She maintains that OTT platforms give flexibility to the audience to consume content according to their inclination at a time that is convenient. “We’ve also seen talents from different regional cinemas collaborate on projects, and we’ve seen people from different time zones consume that content, so OTT platforms enable you to transcend the limitations of language, space and time.”
Pointing to the examples of ‘Money Heist’ and ‘Narcos’, which are, in essence, regional projects that found takers around the world, Reema said it is happening with Indian content too. “The only line that will remain will be the one separating good and bad content,” she said.
“Freedom is one thing that lies at the heart of OTT: freedom for the storyteller to tell a story of her choice, freedom for audiences to choose from the vast sea of content and freedom for content creators to transcend physical boundaries as content pieces are available for streaming across countries at the same time,” Reema added.
Picking up the thought, Zoya said: “OTT platforms make room for all kinds of stories. Just the volume and diversity of content one sees across platforms is a source of constant disruption and reinvention. It is forcing filmmakers to go beyond formulaic tropes and actually focus on telling engaging and impactful narratives.”
She continued: “It is also allowing the audiences freedom and giving them a varied choice they did not have before. Our content is no longer bound by geography, the streaming platforms have seamlessly allowed Indian cinema to travel and transcend borders.”
More than often a boom settles down in the confines of rabid monetisation. Does Reema believe the same fate awaits OTT platforms? She said: “It would be hard to tell that at this juncture. One can only hope that it preserves the uniqueness of not having to be influenced by consumer engagement or numbers.”

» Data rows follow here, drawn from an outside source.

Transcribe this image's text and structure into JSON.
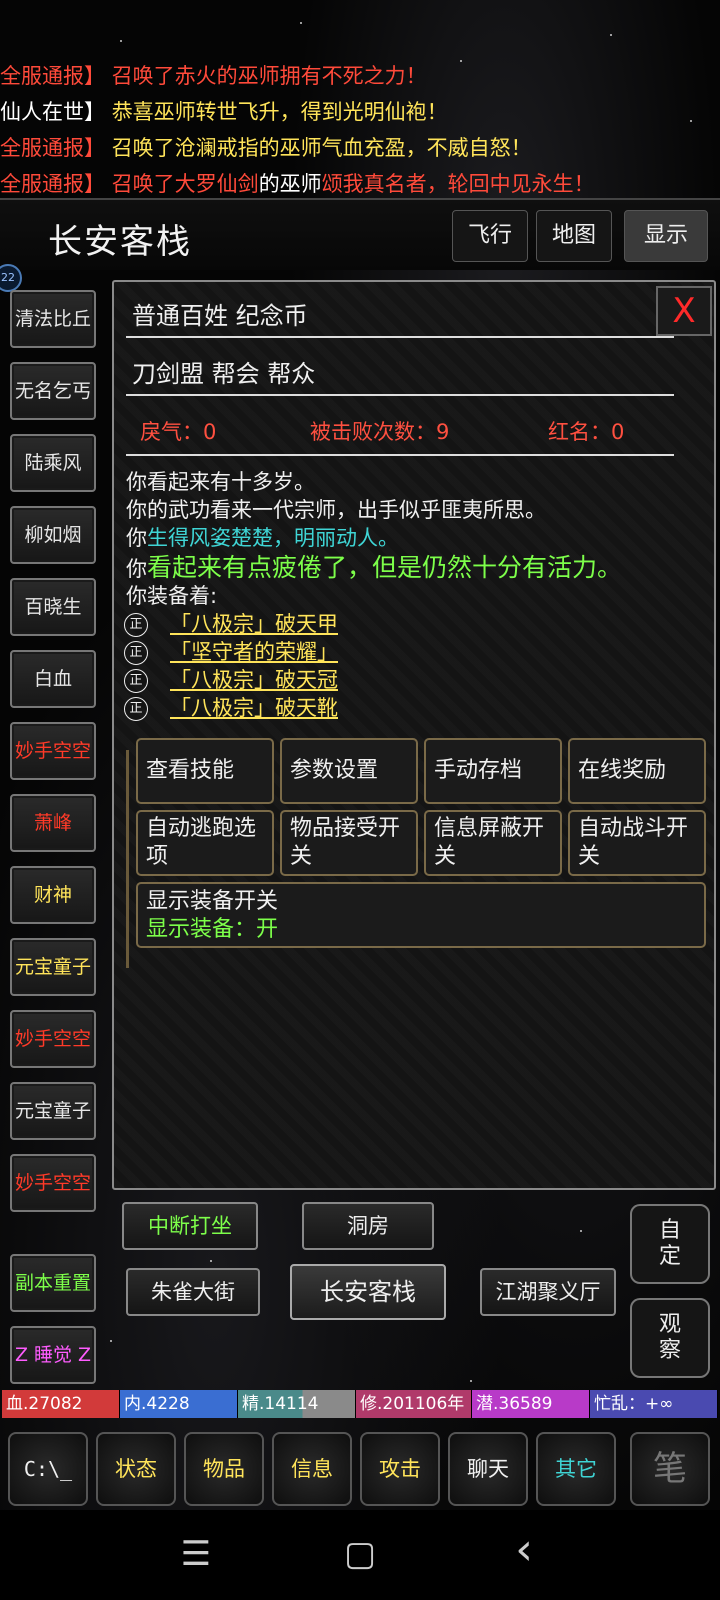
{
  "notices": [
    {
      "prefix": "全服通报】",
      "text": "召唤了赤火的巫师拥有不死之力！"
    },
    {
      "prefix": "仙人在世】",
      "text": "恭喜巫师转世飞升，得到光明仙袍！"
    },
    {
      "prefix": "全服通报】",
      "text": "召唤了沧澜戒指的巫师气血充盈，不威自怒！"
    },
    {
      "prefix": "全服通报】",
      "text_a": "召唤了大罗仙剑",
      "text_b": "的巫师",
      "text_c": "颂我真名者，轮回中见永生！"
    }
  ],
  "header": {
    "location": "长安客栈",
    "buttons": [
      "飞行",
      "地图",
      "显示"
    ]
  },
  "npcs": [
    "清法比丘",
    "无名乞丐",
    "陆乘风",
    "柳如烟",
    "百晓生",
    "白血",
    "妙手空空",
    "萧峰",
    "财神",
    "元宝童子",
    "妙手空空",
    "元宝童子",
    "妙手空空"
  ],
  "sidebar_actions": [
    "副本重置",
    "Z 睡觉 Z"
  ],
  "badge": "22",
  "panel": {
    "close": "X",
    "title_line": "普通百姓 纪念币",
    "guild_line": "刀剑盟 帮会 帮众",
    "separator": "——————————————————————————",
    "stats": {
      "qi": "戾气：0",
      "defeats": "被击败次数：9",
      "redname": "红名：0"
    },
    "desc1": "你看起来有十多岁。",
    "desc2": "你的武功看来一代宗师，出手似乎匪夷所思。",
    "desc3_a": "你",
    "desc3_b": "生得风姿楚楚，明丽动人。",
    "desc4_a": "你",
    "desc4_b": "看起来有点疲倦了，但是仍然十分有活力。",
    "equip_label": "你装备着:",
    "equip_icon": "正",
    "equipment": [
      "「八极宗」破天甲",
      "「坚守者的荣耀」",
      "「八极宗」破天冠",
      "「八极宗」破天靴"
    ],
    "actions": [
      "查看技能",
      "参数设置",
      "手动存档",
      "在线奖励",
      "自动逃跑选项",
      "物品接受开关",
      "信息屏蔽开关",
      "自动战斗开关"
    ],
    "equip_toggle_title": "显示装备开关",
    "equip_toggle_state": "显示装备：开"
  },
  "nav": {
    "meditate": "中断打坐",
    "north": "洞房",
    "west": "朱雀大街",
    "current": "长安客栈",
    "east": "江湖聚义厅",
    "custom": "自定",
    "observe": "观察"
  },
  "status_bar": {
    "hp": "血.27082",
    "mp": "内.4228",
    "jing": "精.14114",
    "xiu": "修.201106年",
    "qian": "潜.36589",
    "busy": "忙乱：+∞",
    "colors": {
      "hp": "#d23a3a",
      "mp": "#3a6ed2",
      "jing": "#4a8a8a",
      "xiu": "#b03a6a",
      "qian": "#b83ac8",
      "busy": "#4a4ab0"
    }
  },
  "menu": {
    "console": "C:\\_",
    "items": [
      "状态",
      "物品",
      "信息",
      "攻击",
      "聊天",
      "其它"
    ],
    "last": "笔"
  },
  "system_nav": {
    "menu": "☰",
    "home": "▢",
    "back": "‹"
  }
}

She concluded on a note of hope: “The content on OTT platforms always finds takers. How the platform chooses to monetise it is left to be seen. I do believe that OTT platforms come with the promise of a content revolution, making them a melting pot for the best creative minds in the business.”
(Except for the headline, this story has not been edited by Sambad English staff and is published from a syndicated feed.)